If they fluctuate between 0.10V and 0.90V, the sensor is working correctly when the engine is warm. To check the ground wires voltage, if it is more than 0.25V, there is a short, which should be checked out first.
How to test the o2 sensor heater circuit
The O2 sensor heaters fail sometimes. Usually, this happens because of age.
When that happens, you need to know for sure, so that you can think of replacing a O2 sensor. That is why you need to know how to test the O2 sensor heater circuit. When you carry out a diagnostic test, you will get the code P0135. This is the code for a malfunction in the oxygen sensor heater circuit.
Inside the sensor, there is a heater. This heater can send a code that can light up the check engine light on the dashboard. In fact, some vehicles have had their O2 sensors replaced only to display the same heater malfunction code a few days later. In that case, it would be better to test the O2 sensor heater circuit.
One of the ways to do this is to test the O2 sensors heater circuit amperage. This test is going to show you whether the heater is working. But the test does not stop there. It goes on to establish whether the sensor heater is switching on at the required time. While this shows you whether there is a problem, it will not show you where the problem is. Thus, you have to carry out a more advanced test. Check this video for better understanding.

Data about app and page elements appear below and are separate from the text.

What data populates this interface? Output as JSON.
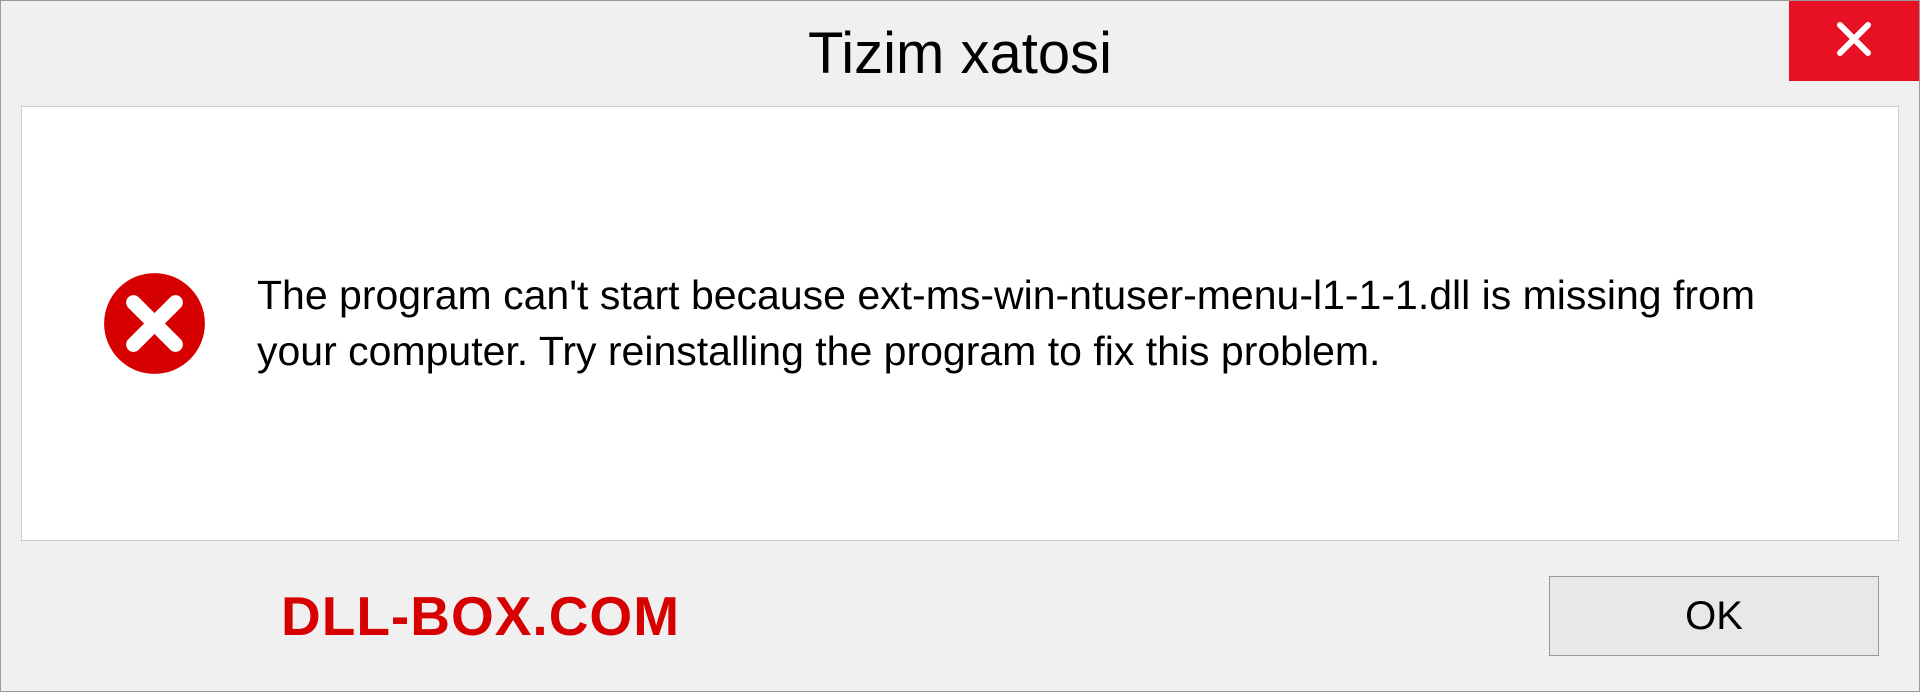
{
  "dialog": {
    "title": "Tizim xatosi",
    "message": "The program can't start because ext-ms-win-ntuser-menu-l1-1-1.dll is missing from your computer. Try reinstalling the program to fix this problem.",
    "ok_label": "OK"
  },
  "watermark": "DLL-BOX.COM"
}
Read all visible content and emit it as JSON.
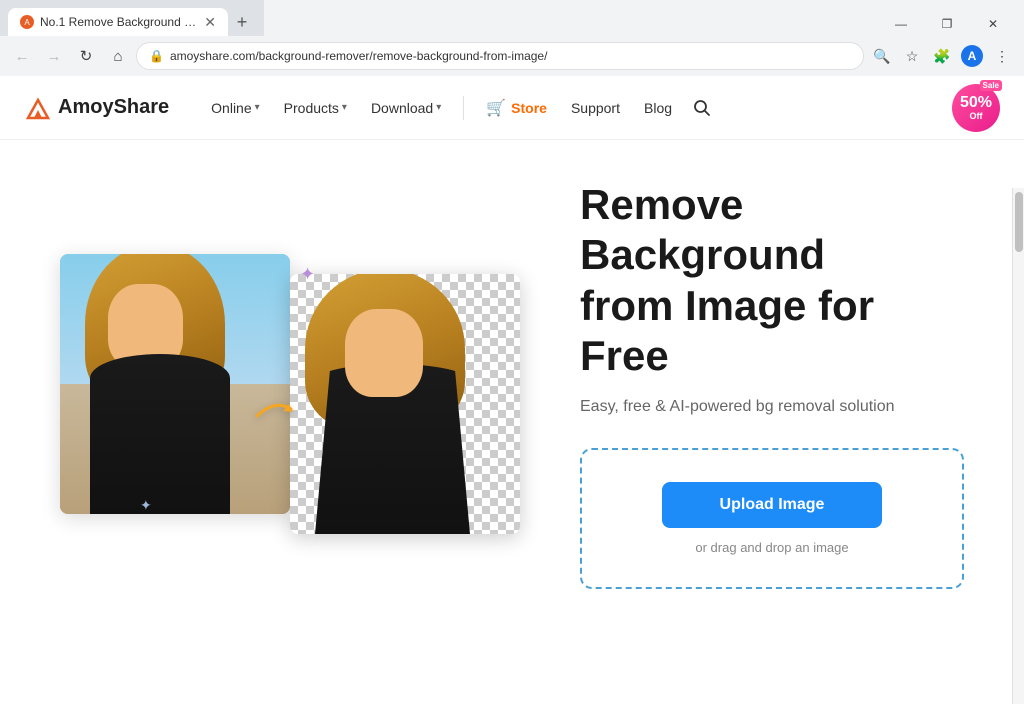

Test O2 sensor heater circuit with a multimeter
Turn the car ignition key to lock and then disconnect the Air-Fuel sensor connector. You can measure the sensor heater element resistance. If the heater circuit is good, the multimeter should display a reading of between 2.5 and 4 Ohm. If it displays anything outside that, the sensor needs to be replaced.
Bad O2 sensor symptoms FAQs
You car starts to lose its efficiency both in performance and fuel economy. In fact, poor mileage is one of the bad O2 sensor symptoms. You will also experience poor idling, jerking, and engine refusing to respond promptly when you accelerate. The check engine light never goes away.
No, the car will start. It may experience a hard start, but it will start. Usually, the causes of no-start problems in the car include the starter/ignition system (coil, starter, pick up, module, and so on) or the fuel pump.
The O2 sensor is NOT going to cause the engine to stall. However, when the O2 sensor problem is related to another engine problem, the car can stall. Thus, the car will not stall as a direct relation to the oxygen sensor. Check the fuel gauge though because a bad O2 sensor can affect the fuel economy drastically. It is one of the bad O2 sensor symptoms.
The downstream O2 sensor will have failed if it starts to mirror what the upstream sensor is doing. The downstream sensor is supposed to measure the efficiency of the catalytic converter. It will send info about the level of impurities in the exhaust fumes coming through the converter to the ECU where a comparison will be done with the info sent by the upstream converter.
The vehicle computer is not going to signal the engine to correct the air/fuel ratio. Your fuel economy is not going to improve, and the car will jerk, produce a lot of smoke, and fail emission tests.
The car will move, but you will most likely be stopped for polluting the air or driving an unroadworthy vehicle.
If you are asking this question, it means yours haven’t failed yet. However, with age, material buildup, and usage, O2 sensors fail. It is recommended that you replace your car’s O2 sensors if your mileage is between 60000 and 90000 miles for older cars. If you have a newer model, check for bad O2 sensor symptoms such as jerking,
Even with a bad oxygen sensor, your car will still run. Some people can spend even a year with a bad O2 sensor light on the dashboard for a year. While a bad sensor might not stall the car, it can cause bigger problems to other parts of the engine. It is like knowing you are sick, yet you avoid going to see the doctor.